PROBLEM: When a line below holds the string "dimensions", show that line.
======== MATERIAL PROVIDED ========
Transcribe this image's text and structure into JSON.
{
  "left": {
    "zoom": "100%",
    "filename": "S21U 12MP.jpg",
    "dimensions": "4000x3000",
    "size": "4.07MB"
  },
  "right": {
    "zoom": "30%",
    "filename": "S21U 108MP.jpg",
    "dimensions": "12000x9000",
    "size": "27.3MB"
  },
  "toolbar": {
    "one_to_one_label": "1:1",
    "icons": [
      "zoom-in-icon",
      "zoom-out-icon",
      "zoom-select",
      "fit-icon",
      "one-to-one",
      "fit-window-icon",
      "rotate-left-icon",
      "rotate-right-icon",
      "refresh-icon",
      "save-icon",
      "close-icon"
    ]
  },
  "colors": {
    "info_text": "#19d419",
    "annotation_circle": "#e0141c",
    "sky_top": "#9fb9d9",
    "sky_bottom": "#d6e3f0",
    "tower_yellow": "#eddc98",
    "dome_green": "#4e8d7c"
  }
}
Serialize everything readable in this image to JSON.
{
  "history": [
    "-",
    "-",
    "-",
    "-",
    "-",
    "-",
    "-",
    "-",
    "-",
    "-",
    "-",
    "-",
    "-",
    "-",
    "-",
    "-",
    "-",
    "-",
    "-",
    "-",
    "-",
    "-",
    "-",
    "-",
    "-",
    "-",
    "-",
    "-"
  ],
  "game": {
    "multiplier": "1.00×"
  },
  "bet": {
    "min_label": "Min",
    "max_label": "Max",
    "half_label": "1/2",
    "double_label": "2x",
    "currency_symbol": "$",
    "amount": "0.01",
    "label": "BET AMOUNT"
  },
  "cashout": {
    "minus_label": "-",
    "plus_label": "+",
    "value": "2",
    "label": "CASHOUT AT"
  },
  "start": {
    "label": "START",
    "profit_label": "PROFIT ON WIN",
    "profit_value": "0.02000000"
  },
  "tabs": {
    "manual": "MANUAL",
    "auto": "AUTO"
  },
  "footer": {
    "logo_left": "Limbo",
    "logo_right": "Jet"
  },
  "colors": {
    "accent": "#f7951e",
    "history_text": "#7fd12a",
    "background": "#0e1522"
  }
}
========
OUTPUT:
    "dimensions": "4000x3000",
    "dimensions": "12000x9000",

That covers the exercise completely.